However, Krebs’ loss means that, for the first time since 2004, South Dakota will have no women in its congressional delegation, which includes just one House member as well as two senators.
In the congressional race, Johnson, a former chief of staff for Gov. Dennis Daugaard, will face Democrat Tim Bjorkman, Libertarian George Hendrickson and independent Ron Wieczorek in the November general election.
Read our Full Primary Roundup: On Super Tuesday, Many Women Candidates Won Their Primaries. But Parity Remains Distant
June 5, 2018:
Krebs Trailing as South Dakota Republicans Vote in Primary
Shantel Krebs is trailing by a large margin in the race for the Republican nomination for South Dakota’s only seat in the U.S. House of Representatives. Her top rival Dusty Johnson is ahead with 41 percent of Republican voter support to Krebs’ 23 percent, according to a poll of 625 voters by Argus Leader and KELO TV conducted between May 21 and May 23.

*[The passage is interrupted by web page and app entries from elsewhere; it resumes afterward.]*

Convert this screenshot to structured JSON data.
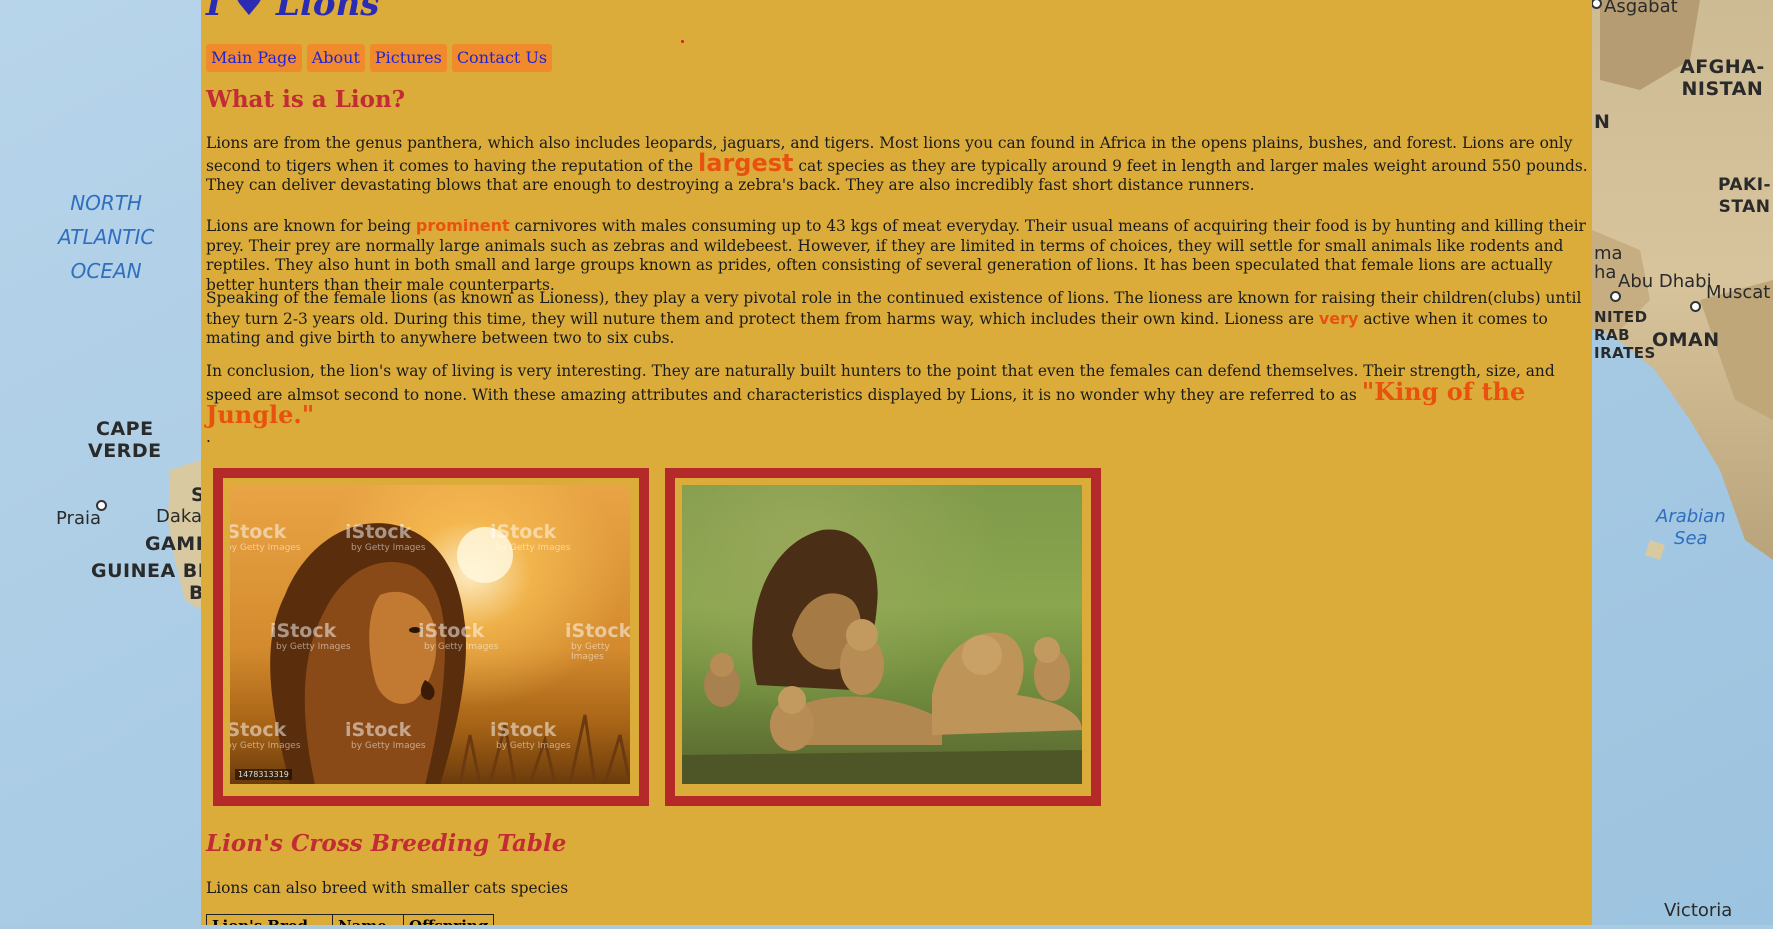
{
  "map": {
    "ocean_left": [
      "NORTH",
      "ATLANTIC",
      "OCEAN"
    ],
    "cape_verde": [
      "CAPE",
      "VERDE"
    ],
    "praia": "Praia",
    "dakar": "Dakar",
    "gambia": "GAMB",
    "guinea_bissau": "GUINEA BIS",
    "s_fragment": "S",
    "b_fragment": "B",
    "asgabat": "Asgabat",
    "afghanistan": [
      "AFGHA-",
      "NISTAN"
    ],
    "pakistan": [
      "PAKI-",
      "STAN"
    ],
    "n_fragment": "N",
    "ma_fragment": [
      "ma",
      "ha"
    ],
    "abu_dhabi": "Abu Dhabi",
    "muscat": "Muscat",
    "uae": [
      "NITED",
      "RAB",
      "IRATES"
    ],
    "oman": "OMAN",
    "arabian_sea": [
      "Arabian",
      "Sea"
    ],
    "victoria": "Victoria"
  },
  "site": {
    "title": "I ♥ Lions"
  },
  "nav": [
    "Main Page",
    "About",
    "Pictures",
    "Contact Us"
  ],
  "section1": {
    "heading": "What is a Lion?",
    "p1": {
      "a": "Lions are from the genus panthera, which also includes leopards, jaguars, and tigers. Most lions you can found in Africa in the opens plains, bushes, and forest. Lions are only second to tigers when it comes to having the reputation of the ",
      "hl": "largest",
      "b": " cat species as they are typically around 9 feet in length and larger males weight around 550 pounds. They can deliver devastating blows that are enough to destroying a zebra's back. They are also incredibly fast short distance runners."
    },
    "p2": {
      "a": "Lions are known for being ",
      "hl": "prominent",
      "b": " carnivores with males consuming up to 43 kgs of meat everyday. Their usual means of acquiring their food is by hunting and killing their prey. Their prey are normally large animals such as zebras and wildebeest. However, if they are limited in terms of choices, they will settle for small animals like rodents and reptiles. They also hunt in both small and large groups known as prides, often consisting of several generation of lions. It has been speculated that female lions are actually better hunters than their male counterparts."
    },
    "p3": {
      "a": "Speaking of the female lions (as known as Lioness), they play a very pivotal role in the continued existence of lions. The lioness are known for raising their children(clubs) until they turn 2-3 years old. During this time, they will nuture them and protect them from harms way, which includes their own kind. Lioness are ",
      "hl": "very",
      "b": " active when it comes to mating and give birth to anywhere between two to six cubs."
    },
    "p4": {
      "a": "In conclusion, the lion's way of living is very interesting. They are naturally built hunters to the point that even the females can defend themselves. Their strength, size, and speed are almsot second to none. With these amazing attributes and characteristics displayed by Lions, it is no wonder why they are referred to as ",
      "hl": "\"King of the Jungle.\""
    },
    "dot": "."
  },
  "pictures": {
    "watermark": "iStock",
    "watermark_sub": "by Getty Images",
    "stock_id": "1478313319"
  },
  "section2": {
    "heading": "Lion's Cross Breeding Table",
    "intro": "Lions can also breed with smaller cats species",
    "table_headers": [
      "Lion's Bred",
      "Name",
      "Offspring"
    ]
  }
}
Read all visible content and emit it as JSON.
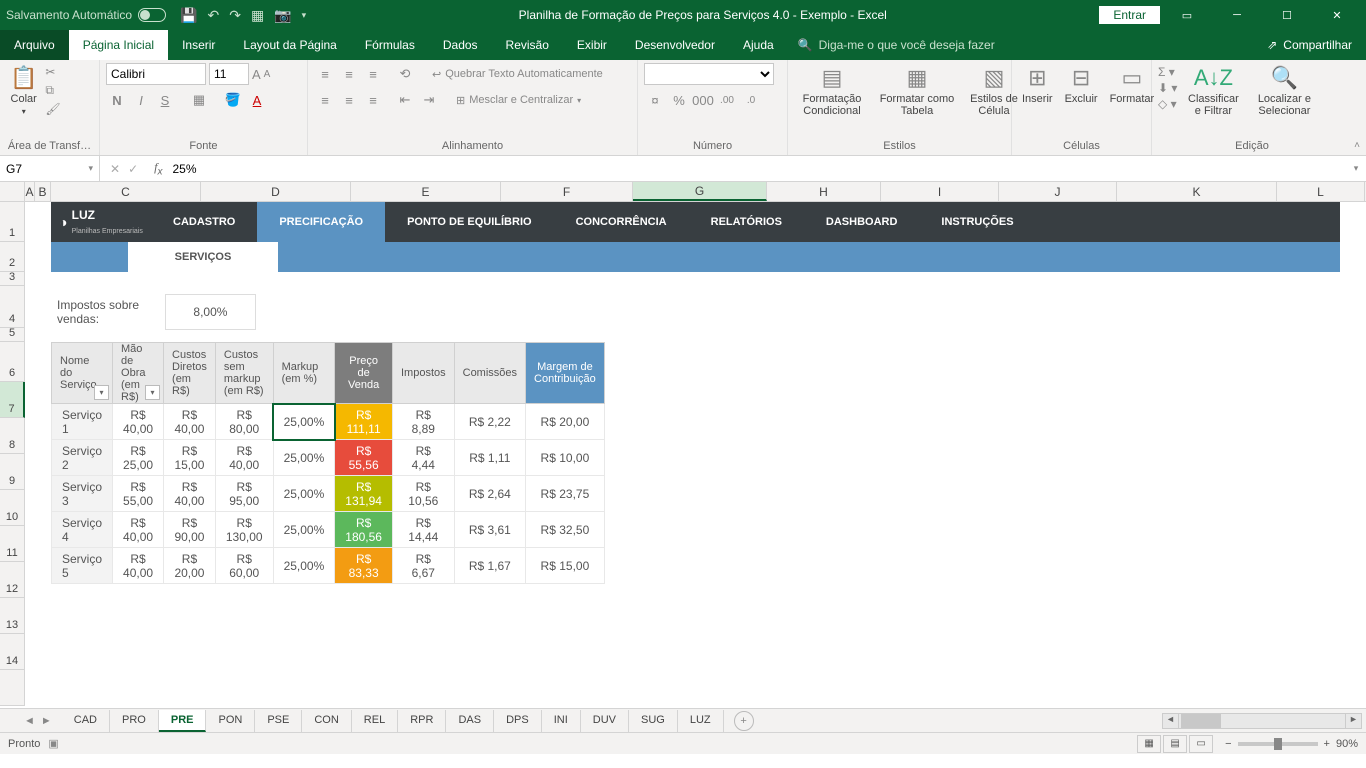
{
  "titlebar": {
    "autosave": "Salvamento Automático",
    "title": "Planilha de Formação de Preços para Serviços 4.0 - Exemplo  -  Excel",
    "entrar": "Entrar"
  },
  "menu": {
    "file": "Arquivo",
    "tabs": [
      "Página Inicial",
      "Inserir",
      "Layout da Página",
      "Fórmulas",
      "Dados",
      "Revisão",
      "Exibir",
      "Desenvolvedor",
      "Ajuda"
    ],
    "active": 0,
    "tellme": "Diga-me o que você deseja fazer",
    "share": "Compartilhar"
  },
  "ribbon": {
    "clipboard": {
      "paste": "Colar",
      "label": "Área de Transf…"
    },
    "font": {
      "name": "Calibri",
      "size": "11",
      "label": "Fonte"
    },
    "alignment": {
      "wrap": "Quebrar Texto Automaticamente",
      "merge": "Mesclar e Centralizar",
      "label": "Alinhamento"
    },
    "number": {
      "label": "Número"
    },
    "styles": {
      "cond": "Formatação Condicional",
      "table": "Formatar como Tabela",
      "cell": "Estilos de Célula",
      "label": "Estilos"
    },
    "cells": {
      "insert": "Inserir",
      "delete": "Excluir",
      "format": "Formatar",
      "label": "Células"
    },
    "editing": {
      "sort": "Classificar e Filtrar",
      "find": "Localizar e Selecionar",
      "label": "Edição"
    }
  },
  "fx": {
    "namebox": "G7",
    "formula": "25%"
  },
  "columns": [
    "A",
    "B",
    "C",
    "D",
    "E",
    "F",
    "G",
    "H",
    "I",
    "J",
    "K",
    "L"
  ],
  "worksheet": {
    "logo_brand": "LUZ",
    "logo_sub": "Planilhas Empresariais",
    "nav": [
      "CADASTRO",
      "PRECIFICAÇÃO",
      "PONTO DE EQUILÍBRIO",
      "CONCORRÊNCIA",
      "RELATÓRIOS",
      "DASHBOARD",
      "INSTRUÇÕES"
    ],
    "nav_active": 1,
    "servicos_tab": "SERVIÇOS",
    "tax_label": "Impostos sobre vendas:",
    "tax_value": "8,00%",
    "headers": [
      "Nome do Serviço",
      "Mão de Obra (em R$)",
      "Custos Diretos (em R$)",
      "Custos sem markup (em R$)",
      "Markup (em %)",
      "Preço de Venda",
      "Impostos",
      "Comissões",
      "Margem de Contribuição"
    ],
    "rows": [
      {
        "name": "Serviço 1",
        "mao": "R$ 40,00",
        "custos": "R$ 40,00",
        "sem": "R$ 80,00",
        "mk": "25,00%",
        "preco": "R$ 111,11",
        "cls": "price-yellow",
        "imp": "R$ 8,89",
        "com": "R$ 2,22",
        "marg": "R$ 20,00"
      },
      {
        "name": "Serviço 2",
        "mao": "R$ 25,00",
        "custos": "R$ 15,00",
        "sem": "R$ 40,00",
        "mk": "25,00%",
        "preco": "R$ 55,56",
        "cls": "price-red",
        "imp": "R$ 4,44",
        "com": "R$ 1,11",
        "marg": "R$ 10,00"
      },
      {
        "name": "Serviço 3",
        "mao": "R$ 55,00",
        "custos": "R$ 40,00",
        "sem": "R$ 95,00",
        "mk": "25,00%",
        "preco": "R$ 131,94",
        "cls": "price-olive",
        "imp": "R$ 10,56",
        "com": "R$ 2,64",
        "marg": "R$ 23,75"
      },
      {
        "name": "Serviço 4",
        "mao": "R$ 40,00",
        "custos": "R$ 90,00",
        "sem": "R$ 130,00",
        "mk": "25,00%",
        "preco": "R$ 180,56",
        "cls": "price-green",
        "imp": "R$ 14,44",
        "com": "R$ 3,61",
        "marg": "R$ 32,50"
      },
      {
        "name": "Serviço 5",
        "mao": "R$ 40,00",
        "custos": "R$ 20,00",
        "sem": "R$ 60,00",
        "mk": "25,00%",
        "preco": "R$ 83,33",
        "cls": "price-orange",
        "imp": "R$ 6,67",
        "com": "R$ 1,67",
        "marg": "R$ 15,00"
      }
    ]
  },
  "sheets": [
    "CAD",
    "PRO",
    "PRE",
    "PON",
    "PSE",
    "CON",
    "REL",
    "RPR",
    "DAS",
    "DPS",
    "INI",
    "DUV",
    "SUG",
    "LUZ"
  ],
  "sheet_active": 2,
  "status": {
    "ready": "Pronto",
    "zoom": "90%"
  }
}
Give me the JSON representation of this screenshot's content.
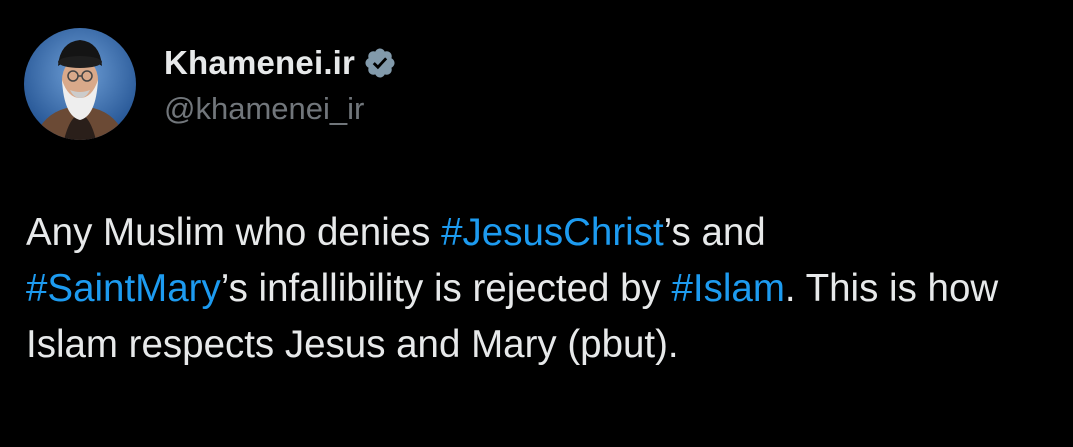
{
  "author": {
    "display_name": "Khamenei.ir",
    "handle": "@khamenei_ir",
    "verified": true,
    "avatar_icon": "profile-photo",
    "verified_icon": "verified-badge-icon"
  },
  "tweet": {
    "segments": [
      {
        "text": "Any Muslim who denies ",
        "type": "text"
      },
      {
        "text": "#JesusChrist",
        "type": "hashtag"
      },
      {
        "text": "’s and ",
        "type": "text"
      },
      {
        "text": "#SaintMary",
        "type": "hashtag"
      },
      {
        "text": "’s infallibility is rejected by ",
        "type": "text"
      },
      {
        "text": "#Islam",
        "type": "hashtag"
      },
      {
        "text": ". This is how Islam respects Jesus and Mary (pbut).",
        "type": "text"
      }
    ]
  },
  "colors": {
    "background": "#000000",
    "text": "#e7e9ea",
    "secondary_text": "#71767b",
    "link": "#1d9bf0"
  }
}
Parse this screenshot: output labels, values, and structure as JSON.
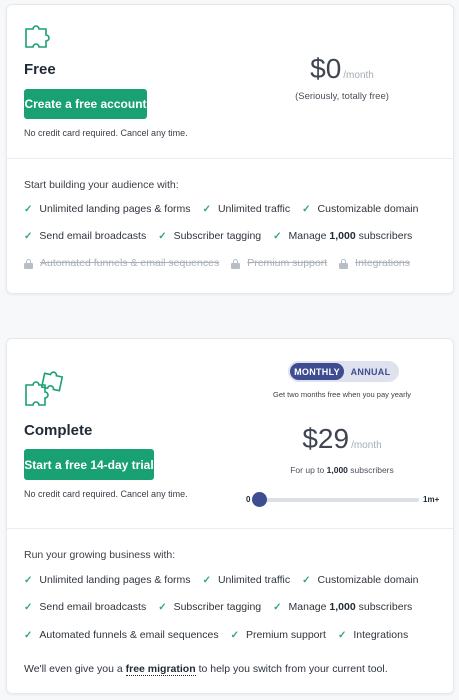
{
  "colors": {
    "accent_green": "#1aa173",
    "toggle_blue": "#3e4c92",
    "check_green": "#32a77c"
  },
  "free_plan": {
    "icon": "puzzle-piece-icon",
    "name": "Free",
    "cta_label": "Create a free account",
    "note": "No credit card required. Cancel any time.",
    "price": "$0",
    "per": "/month",
    "price_note": "(Seriously, totally free)",
    "lead": "Start building your audience with:",
    "feature_rows": [
      [
        {
          "label": "Unlimited landing pages & forms",
          "enabled": true
        },
        {
          "label": "Unlimited traffic",
          "enabled": true
        },
        {
          "label": "Customizable domain",
          "enabled": true
        }
      ],
      [
        {
          "label": "Send email broadcasts",
          "enabled": true
        },
        {
          "label": "Subscriber tagging",
          "enabled": true
        },
        {
          "label_pre": "Manage",
          "label_bold": "1,000",
          "label_post": "subscribers",
          "enabled": true
        }
      ],
      [
        {
          "label": "Automated funnels & email sequences",
          "enabled": false
        },
        {
          "label": "Premium support",
          "enabled": false
        },
        {
          "label": "Integrations",
          "enabled": false
        }
      ]
    ]
  },
  "complete_plan": {
    "icon": "puzzle-pieces-icon",
    "name": "Complete",
    "billing_toggle": {
      "options": [
        "MONTHLY",
        "ANNUAL"
      ],
      "selected": "MONTHLY",
      "note": "Get two months free when you pay yearly"
    },
    "cta_label": "Start a free 14-day trial",
    "note": "No credit card required. Cancel any time.",
    "price": "$29",
    "per": "/month",
    "subscribers_pre": "For up to",
    "subscribers_count": "1,000",
    "subscribers_post": "subscribers",
    "slider": {
      "min_label": "0",
      "max_label": "1m+",
      "value_fraction": 0.0
    },
    "lead": "Run your growing business with:",
    "feature_rows": [
      [
        {
          "label": "Unlimited landing pages & forms"
        },
        {
          "label": "Unlimited traffic"
        },
        {
          "label": "Customizable domain"
        }
      ],
      [
        {
          "label": "Send email broadcasts"
        },
        {
          "label": "Subscriber tagging"
        },
        {
          "label_pre": "Manage",
          "label_bold": "1,000",
          "label_post": "subscribers"
        }
      ],
      [
        {
          "label": "Automated funnels & email sequences"
        },
        {
          "label": "Premium support"
        },
        {
          "label": "Integrations"
        }
      ]
    ],
    "migration_pre": "We'll even give you a",
    "migration_link": "free migration",
    "migration_post": "to help you switch from your current tool."
  }
}
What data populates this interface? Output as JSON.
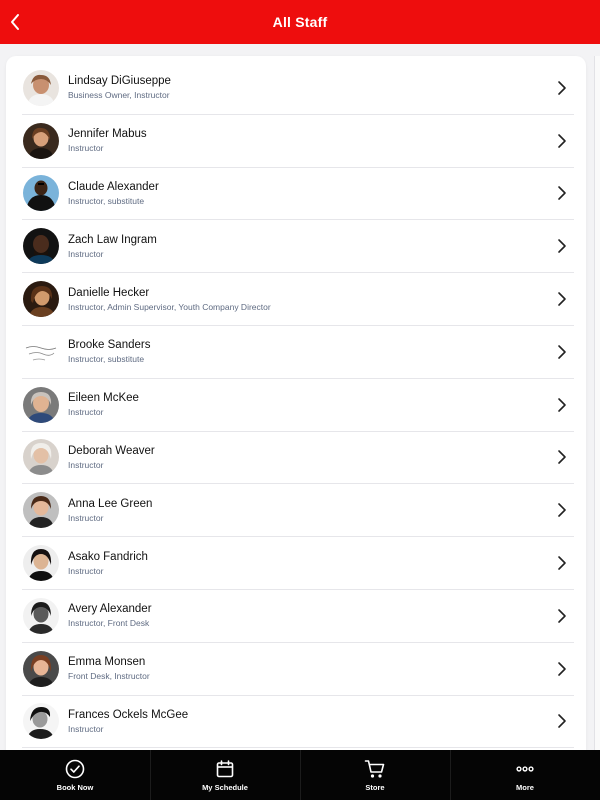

Neal Tapio, who like Krebs ran a campaign closely tied to President Donald Trump, was polling at 13 percent, while 23 percent were undecided. The state is friendly to Trump, but Krebs and Tapio may have spilt the vote of people most dedicated to the president.
Over the last week, Krebs, who is South Dakota’s secretary of state, has slammed Johnson for benefiting from generous ad spending by a moderate out-of-state super PAC called Citizens for a Strong America. Kreb was hit with $267,000 in negative ad spending — including postcards depicting her as an ever-watchful Big Brother.
“Dusty and his never-Trump DC allies are spending hundreds of thousands of dollars to mislead and lie about my record of delivering results for the people of South Dakota,” Krebs said in a statement. “I am confident that on Tuesday, June 5th, voters will send a message to Dusty’s dark money allies that are trying to buy this seat in Congress – South Dakota is not for sale.”
Citizens for a Strong America is affiliated with No Labels, a Washington, D.C., nonprofit organization that supports moderate candidates and aims to promote a more bipartisan Congress. No Labels has received donations from wealthy contributors like Jerry Reinsdorf, the owner of the Chicago White Sox, and former New York City Mayor Michael Bloomberg.
January 29, 2018:
Krebs Picks Up Endorsement of Women-Led Pro-Life PAC
National pro-life group Susan B. Anthony List endorsed Shantel Krebs for South Dakota’s at-large congressional district on Thursday, making her one of the organization’s first endorsements for the 2018 election cycle.
“We are excited to endorse Shantel Krebs,” said former U.S. Congresswoman Marilyn Musgrave, who is SBA List’s vice president of government affairs, in a statement. “Shantel has helped lead the way for South Dakota to become one of the most pro-life states in the nation.”
SBA List has endorsed five 2018 candidates so far, all women. The organization was founded in 1992 to increase the number of pro-life women in federal and statewide offices, though today it does back male candidates as well. Together with its super PAC, Women Speak Out, the organization spent more than $18 million during the 2016 election cycle and knocked on more than 1.1 million doors in battleground states, according to its website.
Since its founding, SBA List, which has more than 600,000 members, has helped elect more than 110 candidates to the U.S. House, 20 to the U.S. Senate and 23 to statewide offices around the country, it says. The group is led by Marjorie Dannenfelser, a former staffer for members of Congress and one of its original organizers.